5+ Administrative Assistant Resume Objectives (Examples)
Writing a great administrative assistant resume objective a little bit of an art as well as a science. That’s why it can be helpful to look at examples of what a good administrative resume objective looks like to be able to use as a resource for writing your own.
Let’s jump into what makes a great administrative resume objective and how you might able to determine what should go into yours and how to write it.
What Makes a Good Administrative Assistant Resume Objective
Administrative jobs are more than simply taking care of tasks. They are about smoothing the efficiency of a company. As an administrator, you are part of the operations of the business. Ensuring that a task like scheduling doesn’t drag down important executives who could be focusing on company growth.

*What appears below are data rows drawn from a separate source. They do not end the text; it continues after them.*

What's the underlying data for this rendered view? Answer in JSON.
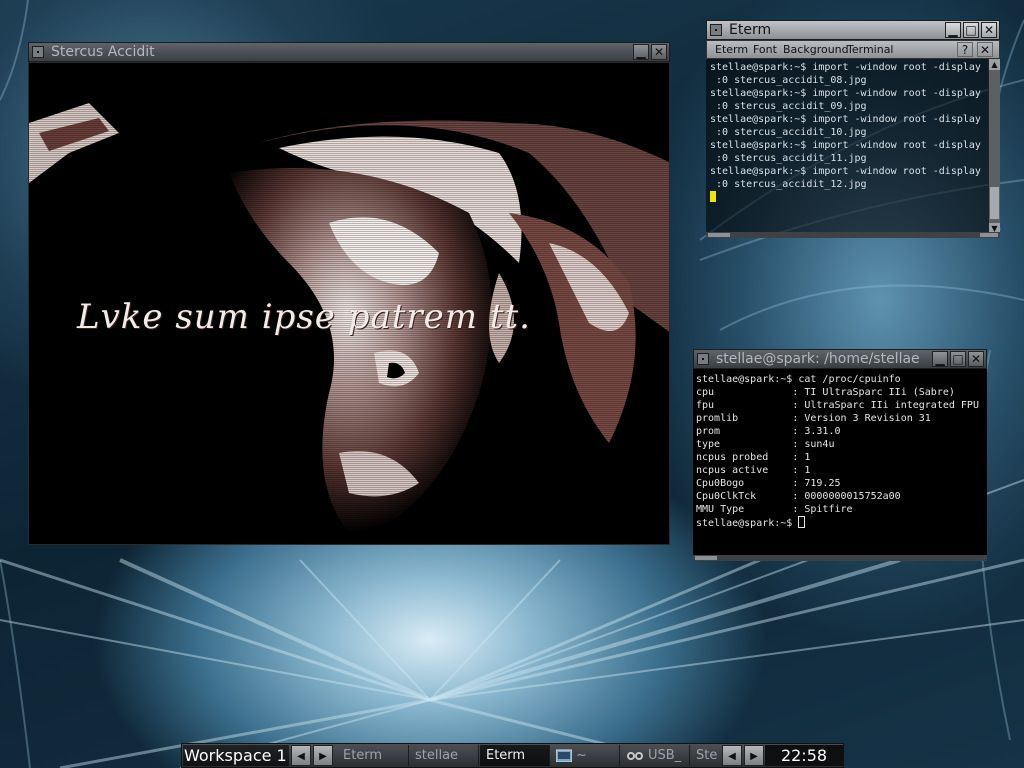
{
  "colors": {
    "titlebar_active": "#a8acb0",
    "titlebar_inactive": "#4a4e52",
    "terminal_bg": "#000000",
    "terminal_fg": "#e4e4e4",
    "cursor": "#f2e400",
    "clock_fg": "#ffffff"
  },
  "viewer": {
    "title": "Stercus Accidit",
    "caption": "Lvke sum ipse patrem tt."
  },
  "eterm": {
    "title": "Eterm",
    "menu": [
      "Eterm",
      "Font",
      "Background",
      "Terminal"
    ],
    "help_label": "?",
    "close_label": "✕",
    "lines": [
      "stellae@spark:~$ import -window root -display",
      " :0 stercus_accidit_08.jpg",
      "stellae@spark:~$ import -window root -display",
      " :0 stercus_accidit_09.jpg",
      "stellae@spark:~$ import -window root -display",
      " :0 stercus_accidit_10.jpg",
      "stellae@spark:~$ import -window root -display",
      " :0 stercus_accidit_11.jpg",
      "stellae@spark:~$ import -window root -display",
      " :0 stercus_accidit_12.jpg"
    ]
  },
  "xterm": {
    "title": "stellae@spark: /home/stellae",
    "command": "stellae@spark:~$ cat /proc/cpuinfo",
    "rows": [
      {
        "key": "cpu",
        "value": "TI UltraSparc IIi (Sabre)"
      },
      {
        "key": "fpu",
        "value": "UltraSparc IIi integrated FPU"
      },
      {
        "key": "promlib",
        "value": "Version 3 Revision 31"
      },
      {
        "key": "prom",
        "value": "3.31.0"
      },
      {
        "key": "type",
        "value": "sun4u"
      },
      {
        "key": "ncpus probed",
        "value": "1"
      },
      {
        "key": "ncpus active",
        "value": "1"
      },
      {
        "key": "Cpu0Bogo",
        "value": "719.25"
      },
      {
        "key": "Cpu0ClkTck",
        "value": "0000000015752a00"
      },
      {
        "key": "MMU Type",
        "value": "Spitfire"
      }
    ],
    "prompt": "stellae@spark:~$ "
  },
  "taskbar": {
    "workspace": "Workspace 1",
    "tasks": [
      "Eterm",
      "stellae",
      "Eterm",
      "~",
      "USB_",
      "Ste"
    ],
    "active_task_index": 2,
    "clock": "22:58"
  }
}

The best thing you can understand before starting to write your resume objective is the importance that your role has on the business. Then knowing how to express that to the reader.
Knowing your value is easy. It is about comprehending that your ability to jump on administrative task grenades that are created by performing regular business.
So what makes a good administrative job resume objective? The ability to speak to your soft skills that align with the value of performing administrative or operational duties for the business.
Soft Skills to Mention in Your Resume Objective
Here are some soft skills which might give provide you insight into what type of objective you could make. The best way to integrate these soft skills is to speak to functions or qualities that you want to provide to the environment which utilizes these skills.
- Answering phones
- Coordinating emails
- Active listening
- Note taking
- Motivational skills
- Time management skills
- Prioritization skills
- Social skills
- Influence skills
- Storytelling skills
5 Administrative Assistant Resume Objective Examples
Below are a few resume objective examples you can use as a point of reference for writing your own objective. Be sure that you write your objective in a way that aligns your own skills, your own qualities that you can bring to the workplace, and your own values for the job duties.
“Seeking an environment which honors its culture and utilizes administrative functions as a way to drive success, revenue, and overall business competition in the marketplace.”
“Professional who understands that scheduling, note-taking, coordinating emails, and other operational tasks can drag down important executives who need to focus.”
“Seeking a role as an administrative assistant where I can show my ability to prioritize, manage tasks, time, and be a significant contributor to the culture.”
“A professional who takes pride and honor in scheduling, planning, coordinating emails, checking in guests, and ensuring that all office operations are efficient.”
“Seeking a role as an office administrator where I can assist in ensuring the quality of the workplace. From ensuring that the snacks are replenished to ensuring that all inbound and outbound mail makes it to the proper destination.”
What You Shouldn’t Say on Your Resume Objective
If you’re curious about what to avoid when writing your resume objective, there are two main conversation points you shouldn’t include. The first would be anything related to begging for the position. This is something where you might say you are passionately seeking a position or desperately seeking a position. Anything that sounds overly eager.
Additionally, your resume objective should avoid anything that leans too far toward your own personal goals. While your personal goals are great to consider, it should be more related to what you expect to achieve in the environment.
Resume objectives that contain what you hope to get out of the position sound self-centered and don’t focus on the potential success that you could bring to the environment.
Phone interviews have become a core part of the process when attempting to find a secured placement for an open position. Companies receive massive responses from potential candidates for any..
Concerning a job search, you might receive numerous offers from your recruiters. Before you choose one, you need to assess all the conditions, for which it is vital that you know everything associated with the offered position..
Answering this question during a job interview requires more than knowing why you are unique as an individual. Yes, the true scientific answer is made up of two main components: your..
So, you have been in search of a job for a considerable time but are yet to be selected for one. If that's the case, don’t worry anymore because we have got you covered..
Open-ended questions like “What motivates you?” can elicit a deer-in-the-headlights reaction from job candidates if they are unprepared. It’s a broad question and can leave the interviewer..
A lot of interviewers ask this question - how did you hear about this position? This way they can judge you if you are a passive or an active job seeker..
Writing a thank you note after an interview says a lot about you as a potential employee. Most notably, it says that you care about the opportunities presented..
Writing the perfect letter of resignation is more of an art than it is a science. And we’re going to cover how to master that art form in this full guide..
Knowing how to end a business note or email is an important skill to develop. It helps portray a sense of confidence, respect and tone to your message..